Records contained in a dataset
○ ○ ○
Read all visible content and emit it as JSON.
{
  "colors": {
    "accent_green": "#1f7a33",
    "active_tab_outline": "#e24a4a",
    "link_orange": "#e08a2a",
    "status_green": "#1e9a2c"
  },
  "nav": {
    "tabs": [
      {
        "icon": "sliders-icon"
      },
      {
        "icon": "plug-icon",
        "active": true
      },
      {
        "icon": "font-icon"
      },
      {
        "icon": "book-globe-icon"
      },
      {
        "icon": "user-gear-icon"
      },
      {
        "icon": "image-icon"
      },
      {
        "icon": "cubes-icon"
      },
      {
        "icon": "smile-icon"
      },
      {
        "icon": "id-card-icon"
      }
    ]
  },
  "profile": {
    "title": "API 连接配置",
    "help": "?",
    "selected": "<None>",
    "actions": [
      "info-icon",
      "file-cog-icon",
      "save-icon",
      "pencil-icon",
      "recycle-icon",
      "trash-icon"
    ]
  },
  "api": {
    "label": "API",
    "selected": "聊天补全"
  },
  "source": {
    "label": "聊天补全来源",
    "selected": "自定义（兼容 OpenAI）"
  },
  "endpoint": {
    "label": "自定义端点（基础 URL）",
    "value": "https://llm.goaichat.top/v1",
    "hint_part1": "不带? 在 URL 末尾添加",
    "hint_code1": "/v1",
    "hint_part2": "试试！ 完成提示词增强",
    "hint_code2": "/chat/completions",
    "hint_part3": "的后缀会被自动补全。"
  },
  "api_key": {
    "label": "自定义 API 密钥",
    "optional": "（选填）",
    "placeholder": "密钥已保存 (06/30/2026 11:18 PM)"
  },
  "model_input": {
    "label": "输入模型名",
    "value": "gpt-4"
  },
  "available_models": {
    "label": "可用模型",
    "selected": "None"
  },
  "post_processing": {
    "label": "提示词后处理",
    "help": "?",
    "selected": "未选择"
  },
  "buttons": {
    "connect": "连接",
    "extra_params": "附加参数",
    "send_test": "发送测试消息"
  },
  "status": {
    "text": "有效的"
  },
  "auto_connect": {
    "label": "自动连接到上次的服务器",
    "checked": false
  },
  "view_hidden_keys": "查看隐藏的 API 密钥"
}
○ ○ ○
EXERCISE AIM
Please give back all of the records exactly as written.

RESPONSE BOX
Read all visible content and emit it as JSON.
{
  "colors": {
    "accent_green": "#1f7a33",
    "active_tab_outline": "#e24a4a",
    "link_orange": "#e08a2a",
    "status_green": "#1e9a2c"
  },
  "nav": {
    "tabs": [
      {
        "icon": "sliders-icon"
      },
      {
        "icon": "plug-icon",
        "active": true
      },
      {
        "icon": "font-icon"
      },
      {
        "icon": "book-globe-icon"
      },
      {
        "icon": "user-gear-icon"
      },
      {
        "icon": "image-icon"
      },
      {
        "icon": "cubes-icon"
      },
      {
        "icon": "smile-icon"
      },
      {
        "icon": "id-card-icon"
      }
    ]
  },
  "profile": {
    "title": "API 连接配置",
    "help": "?",
    "selected": "<None>",
    "actions": [
      "info-icon",
      "file-cog-icon",
      "save-icon",
      "pencil-icon",
      "recycle-icon",
      "trash-icon"
    ]
  },
  "api": {
    "label": "API",
    "selected": "聊天补全"
  },
  "source": {
    "label": "聊天补全来源",
    "selected": "自定义（兼容 OpenAI）"
  },
  "endpoint": {
    "label": "自定义端点（基础 URL）",
    "value": "https://llm.goaichat.top/v1",
    "hint_part1": "不带? 在 URL 末尾添加",
    "hint_code1": "/v1",
    "hint_part2": "试试！ 完成提示词增强",
    "hint_code2": "/chat/completions",
    "hint_part3": "的后缀会被自动补全。"
  },
  "api_key": {
    "label": "自定义 API 密钥",
    "optional": "（选填）",
    "placeholder": "密钥已保存 (06/30/2026 11:18 PM)"
  },
  "model_input": {
    "label": "输入模型名",
    "value": "gpt-4"
  },
  "available_models": {
    "label": "可用模型",
    "selected": "None"
  },
  "post_processing": {
    "label": "提示词后处理",
    "help": "?",
    "selected": "未选择"
  },
  "buttons": {
    "connect": "连接",
    "extra_params": "附加参数",
    "send_test": "发送测试消息"
  },
  "status": {
    "text": "有效的"
  },
  "auto_connect": {
    "label": "自动连接到上次的服务器",
    "checked": false
  },
  "view_hidden_keys": "查看隐藏的 API 密钥"
}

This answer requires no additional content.